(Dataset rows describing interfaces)
------------------------------------

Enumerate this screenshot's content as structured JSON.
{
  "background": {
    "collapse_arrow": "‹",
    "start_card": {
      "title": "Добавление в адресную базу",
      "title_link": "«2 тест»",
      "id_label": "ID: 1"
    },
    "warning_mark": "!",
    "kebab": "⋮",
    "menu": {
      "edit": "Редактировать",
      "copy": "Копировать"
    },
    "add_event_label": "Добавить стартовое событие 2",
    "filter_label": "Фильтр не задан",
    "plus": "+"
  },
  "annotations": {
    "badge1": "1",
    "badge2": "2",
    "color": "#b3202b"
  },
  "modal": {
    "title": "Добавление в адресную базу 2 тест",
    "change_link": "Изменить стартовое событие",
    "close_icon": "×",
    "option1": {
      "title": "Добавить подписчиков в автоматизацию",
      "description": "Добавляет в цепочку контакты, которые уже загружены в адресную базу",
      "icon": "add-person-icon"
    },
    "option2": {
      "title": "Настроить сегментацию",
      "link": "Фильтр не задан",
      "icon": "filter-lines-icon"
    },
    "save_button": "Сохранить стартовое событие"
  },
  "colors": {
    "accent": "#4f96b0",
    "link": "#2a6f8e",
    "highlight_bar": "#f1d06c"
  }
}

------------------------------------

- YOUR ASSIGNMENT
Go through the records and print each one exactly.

- EXERCISE SOLUTION
Enumerate this screenshot's content as structured JSON.
{
  "background": {
    "collapse_arrow": "‹",
    "start_card": {
      "title": "Добавление в адресную базу",
      "title_link": "«2 тест»",
      "id_label": "ID: 1"
    },
    "warning_mark": "!",
    "kebab": "⋮",
    "menu": {
      "edit": "Редактировать",
      "copy": "Копировать"
    },
    "add_event_label": "Добавить стартовое событие 2",
    "filter_label": "Фильтр не задан",
    "plus": "+"
  },
  "annotations": {
    "badge1": "1",
    "badge2": "2",
    "color": "#b3202b"
  },
  "modal": {
    "title": "Добавление в адресную базу 2 тест",
    "change_link": "Изменить стартовое событие",
    "close_icon": "×",
    "option1": {
      "title": "Добавить подписчиков в автоматизацию",
      "description": "Добавляет в цепочку контакты, которые уже загружены в адресную базу",
      "icon": "add-person-icon"
    },
    "option2": {
      "title": "Настроить сегментацию",
      "link": "Фильтр не задан",
      "icon": "filter-lines-icon"
    },
    "save_button": "Сохранить стартовое событие"
  },
  "colors": {
    "accent": "#4f96b0",
    "link": "#2a6f8e",
    "highlight_bar": "#f1d06c"
  }
}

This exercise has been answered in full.